The Mom Whisperer: Mother Anger

By Vikki Spencer

madimages.jpgMom anger ranks as a taboo topic.

We read about tips for disciplining kids, balancing schedules, making a new casserole and how to save money – but rarely do we read “Top 5 Ways to Stop Being Ticked Off”.  There are no support groups that start with “Hi, I’m Sarah and I’m an angry Mommy.” “Hi Sarah…”

I’d actually like to see a whole blog or website dedicated solely to mama anger – complete with pictures of moms with mouths wide open and eyebrows furled. I’d feel so much better about myself.

Anger management is a work in progress for me. I have worked very hard, read lots of books, made tons of apologies and prayed –hard. In short, I’m on the road to recovery. Or, at least I know when to walk away and regroup in the bathroom before last night’s spaghetti starts blowing out of my ears.

So, I was surprised (but not totally shocked) to hear my 11-year-old son Jordan say, “You’re always mad at me!”

“Always?” I questioned.

“Well, almost always … sometimes.”

I thought if I kept asking I could work him down to “well, once this year you really yelled.” Instead, I said, “thanks for telling me how you feel” as I walked away for a “momma time out” (straight to the bedroom). I wondered how he and I could land on the same perception about my anger towards him. It had been a string of really great weeks, yet he still sensed something was wrong. 

I came up with the idea of index cards. I made five cards that simply say, “I feel you are mad at me.” His instructions: slap a card on the table whenever he feels or thinks I’m angry without a reason he can understand. If I get carded, we’ll talk about it -without anger.  We’re over a month into this and I’ve been carded one time – and I totally apologized. Now I can move onto the other 3,792 things I need to change…

In all my research through books, therapists, friends and personal experience, I’m going to make a scholarly analogy: anger is like a worn-out bra.

When bras are old, stretched out and ruined, they don’t accomplish their purpose. We usually hold onto them longer than we need to. It takes effort to toss and replace. Sometimes it’s easier to forget it’s a problem. Ultimately, we pass ourselves in the mirror one day and after acknowledging the reflection, find the nearest trash can and part with said undergarment. We make the time and effort to find a new one.  Bottom line for both bras and anger is – we keep ‘em around way longer than they work for us. Let’s look at anger’s “benefits” thus making us feel it’s still useful in some way.

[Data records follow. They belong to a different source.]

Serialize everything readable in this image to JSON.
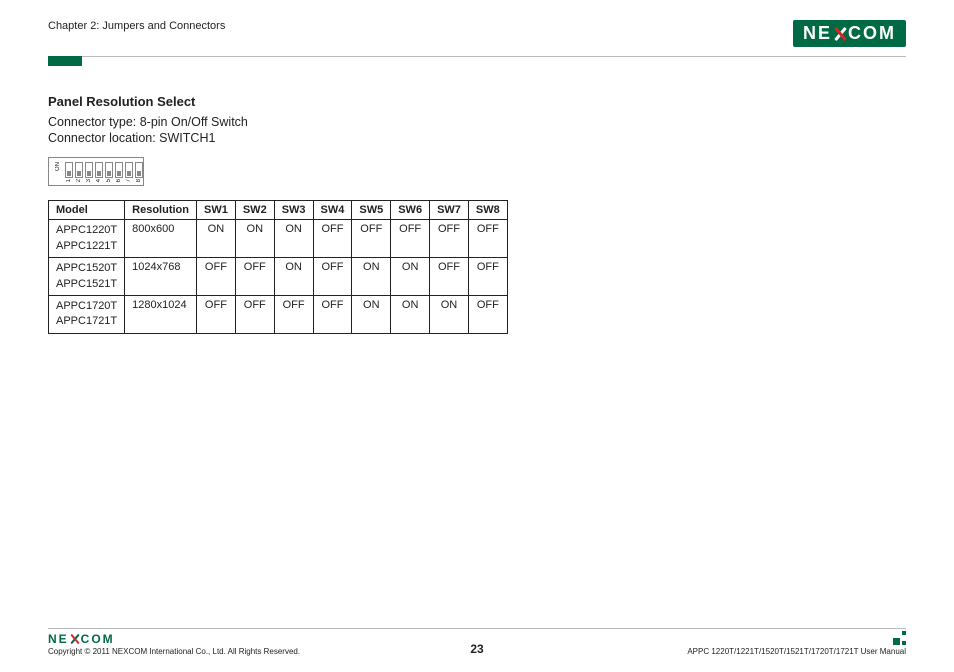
{
  "header": {
    "chapter": "Chapter 2: Jumpers and Connectors",
    "logo_parts": {
      "left": "NE",
      "right": "COM"
    }
  },
  "section": {
    "title": "Panel Resolution Select",
    "connector_type": "Connector type: 8-pin On/Off Switch",
    "connector_location": "Connector location: SWITCH1"
  },
  "dip": {
    "on_label": "ON",
    "pins": [
      "1",
      "2",
      "3",
      "4",
      "5",
      "6",
      "7",
      "8"
    ]
  },
  "table": {
    "headers": [
      "Model",
      "Resolution",
      "SW1",
      "SW2",
      "SW3",
      "SW4",
      "SW5",
      "SW6",
      "SW7",
      "SW8"
    ],
    "rows": [
      {
        "model_lines": [
          "APPC1220T",
          "APPC1221T"
        ],
        "resolution": "800x600",
        "sw": [
          "ON",
          "ON",
          "ON",
          "OFF",
          "OFF",
          "OFF",
          "OFF",
          "OFF"
        ]
      },
      {
        "model_lines": [
          "APPC1520T",
          "APPC1521T"
        ],
        "resolution": "1024x768",
        "sw": [
          "OFF",
          "OFF",
          "ON",
          "OFF",
          "ON",
          "ON",
          "OFF",
          "OFF"
        ]
      },
      {
        "model_lines": [
          "APPC1720T",
          "APPC1721T"
        ],
        "resolution": "1280x1024",
        "sw": [
          "OFF",
          "OFF",
          "OFF",
          "OFF",
          "ON",
          "ON",
          "ON",
          "OFF"
        ]
      }
    ]
  },
  "footer": {
    "copyright": "Copyright © 2011 NEXCOM International Co., Ltd. All Rights Reserved.",
    "page": "23",
    "manual": "APPC 1220T/1221T/1520T/1521T/1720T/1721T User Manual"
  }
}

The 9 Benefits of Anger

 Here are a few reasons we hold on to anger (yep, came up with the list all by myself…) 

1)  It feels good

2) It’s instant communication

3) It distances people (who probably have hurt us).

4) It’s powerful

5) It’s a choice (when we feel out of control)

6) It’s a clue (that something is wrong)

7) It’s honest (ever try lying while you’re yelling?)

8) It’s protective (from being hurt again)

9) It focuses the blame on someone besides me (ahhhh)

Anger serves us. The ways above are just a “mirror” for realizing the ways we use anger for our benefit – right before we decide to ditch it for something new and better.

Ultimately, all the “perks” of anger don’t outweigh the collateral damage that happens. We’ll chat about that next time in Mother Anger, Part II.

Vikki Spencer is a freelance writer and mom coach. You can follow her on Twitter at